[Stored items]
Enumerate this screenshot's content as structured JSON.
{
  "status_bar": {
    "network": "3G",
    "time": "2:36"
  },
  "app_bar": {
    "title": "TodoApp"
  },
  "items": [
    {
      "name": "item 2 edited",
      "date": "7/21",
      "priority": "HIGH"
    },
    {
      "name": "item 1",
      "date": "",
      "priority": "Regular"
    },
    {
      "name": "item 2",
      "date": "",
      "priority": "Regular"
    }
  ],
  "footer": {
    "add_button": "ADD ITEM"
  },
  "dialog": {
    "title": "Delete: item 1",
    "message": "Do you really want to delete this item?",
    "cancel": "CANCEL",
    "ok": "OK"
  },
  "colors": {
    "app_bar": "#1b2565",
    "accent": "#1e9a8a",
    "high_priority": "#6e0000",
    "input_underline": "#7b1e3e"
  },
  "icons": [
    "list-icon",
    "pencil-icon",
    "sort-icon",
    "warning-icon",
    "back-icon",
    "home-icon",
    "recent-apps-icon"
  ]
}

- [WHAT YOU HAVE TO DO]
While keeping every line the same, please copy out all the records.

- [WRITTEN ANSWER]
Enumerate this screenshot's content as structured JSON.
{
  "status_bar": {
    "network": "3G",
    "time": "2:36"
  },
  "app_bar": {
    "title": "TodoApp"
  },
  "items": [
    {
      "name": "item 2 edited",
      "date": "7/21",
      "priority": "HIGH"
    },
    {
      "name": "item 1",
      "date": "",
      "priority": "Regular"
    },
    {
      "name": "item 2",
      "date": "",
      "priority": "Regular"
    }
  ],
  "footer": {
    "add_button": "ADD ITEM"
  },
  "dialog": {
    "title": "Delete: item 1",
    "message": "Do you really want to delete this item?",
    "cancel": "CANCEL",
    "ok": "OK"
  },
  "colors": {
    "app_bar": "#1b2565",
    "accent": "#1e9a8a",
    "high_priority": "#6e0000",
    "input_underline": "#7b1e3e"
  },
  "icons": [
    "list-icon",
    "pencil-icon",
    "sort-icon",
    "warning-icon",
    "back-icon",
    "home-icon",
    "recent-apps-icon"
  ]
}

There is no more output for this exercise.